A revenue procedure is an official statement that provides instructions on how a ruling, regulation or law should be applied on a tax return. Revenue procedures generally echo the content of internal IRS management documents and provide that information for the public benefit. See 5 U.S.C. 552.
For example, Rev. Proc. 2016-18 (the 18th ruling issued in 2016), provides an updated list of countries requiring automatic exchanges of information regarding bank deposit interest.
Authority of Revenue Rulings and Procedures
Although they can be relied upon as precedent, revenue rulings and procedures are subordinate to statutes, regulations, treaties and court decisions. They have more weight, however, than private letter rulings. The IRS therefore cautions taxpayers that when applying a published ruling or procedure, the taxpayer should take subsequent laws, regulations, rulings, procedures and tax court decisions into consideration. Revenue rulings and procedures are regularly amplified, clarified, distinguished, modified, revoked, superseded, supplemented or suspended.
Unpublished rulings should not be relied upon by taxpayers, nor cited by IRS staff as precedent in other cases.
Notice and Publication
Taxpayer comments and suggestions on rulings that are being prepared for publication will be solicited if the IRS deems that justified. This IRS guidance involving substantive tax law is generally reported in the Internal Revenue Bulletin and Federal Register unless:
- It concerns an issue answered by a statute, treaty, regulation, ruling, opinion, or court decision that has already been published in the Bulletin;
- It is not deemed sufficiently important to warrant publication;
- It involves a determination of fact and not one of law;
- It relates to informers and informers’ awards; or

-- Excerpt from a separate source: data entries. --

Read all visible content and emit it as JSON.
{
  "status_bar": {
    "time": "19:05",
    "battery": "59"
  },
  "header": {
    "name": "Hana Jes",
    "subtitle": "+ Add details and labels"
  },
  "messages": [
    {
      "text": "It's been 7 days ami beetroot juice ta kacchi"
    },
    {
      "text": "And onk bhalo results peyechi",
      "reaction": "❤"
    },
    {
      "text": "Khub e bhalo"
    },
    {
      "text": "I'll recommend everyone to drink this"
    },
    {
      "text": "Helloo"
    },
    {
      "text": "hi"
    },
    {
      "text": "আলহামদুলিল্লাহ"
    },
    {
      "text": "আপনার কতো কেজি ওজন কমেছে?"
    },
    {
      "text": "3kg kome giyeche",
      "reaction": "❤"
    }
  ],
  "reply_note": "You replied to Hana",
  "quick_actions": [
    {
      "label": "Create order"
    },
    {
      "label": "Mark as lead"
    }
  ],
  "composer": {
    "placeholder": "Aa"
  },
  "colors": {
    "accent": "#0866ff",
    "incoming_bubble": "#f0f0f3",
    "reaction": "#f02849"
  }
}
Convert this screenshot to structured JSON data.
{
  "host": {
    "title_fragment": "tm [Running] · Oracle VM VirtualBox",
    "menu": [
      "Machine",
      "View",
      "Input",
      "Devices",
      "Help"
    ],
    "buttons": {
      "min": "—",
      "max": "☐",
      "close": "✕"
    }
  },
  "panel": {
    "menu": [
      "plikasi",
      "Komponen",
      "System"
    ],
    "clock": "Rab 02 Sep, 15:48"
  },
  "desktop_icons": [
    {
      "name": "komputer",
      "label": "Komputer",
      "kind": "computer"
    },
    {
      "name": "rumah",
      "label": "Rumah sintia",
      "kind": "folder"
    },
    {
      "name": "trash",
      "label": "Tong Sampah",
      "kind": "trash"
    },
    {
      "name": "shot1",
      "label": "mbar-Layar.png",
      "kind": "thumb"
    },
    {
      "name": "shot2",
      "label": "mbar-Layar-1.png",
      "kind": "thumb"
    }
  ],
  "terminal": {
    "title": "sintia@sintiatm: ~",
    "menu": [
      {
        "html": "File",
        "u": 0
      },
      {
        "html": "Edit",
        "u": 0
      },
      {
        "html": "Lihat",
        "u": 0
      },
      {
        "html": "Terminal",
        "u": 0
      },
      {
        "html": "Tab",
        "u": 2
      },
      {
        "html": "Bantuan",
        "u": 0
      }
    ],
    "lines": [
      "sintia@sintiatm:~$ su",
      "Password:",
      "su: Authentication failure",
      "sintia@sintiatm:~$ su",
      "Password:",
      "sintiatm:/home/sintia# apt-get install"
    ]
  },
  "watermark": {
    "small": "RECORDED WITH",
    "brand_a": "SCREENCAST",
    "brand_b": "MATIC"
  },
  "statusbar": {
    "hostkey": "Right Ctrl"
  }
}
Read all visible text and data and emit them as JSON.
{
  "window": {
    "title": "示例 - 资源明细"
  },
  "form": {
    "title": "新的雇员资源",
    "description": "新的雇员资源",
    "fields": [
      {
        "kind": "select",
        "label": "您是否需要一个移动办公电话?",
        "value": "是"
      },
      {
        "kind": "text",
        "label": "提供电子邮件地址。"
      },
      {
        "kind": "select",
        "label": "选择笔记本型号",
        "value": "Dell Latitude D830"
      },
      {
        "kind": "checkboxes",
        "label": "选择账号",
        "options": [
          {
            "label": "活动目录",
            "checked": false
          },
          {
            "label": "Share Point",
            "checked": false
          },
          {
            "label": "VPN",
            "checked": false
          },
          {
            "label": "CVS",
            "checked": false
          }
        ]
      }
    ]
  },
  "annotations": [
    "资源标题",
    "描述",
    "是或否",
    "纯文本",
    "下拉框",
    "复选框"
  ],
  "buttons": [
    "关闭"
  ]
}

- Publication would result in the disclosure of confidential business practices and processes, secret formulas, and the like.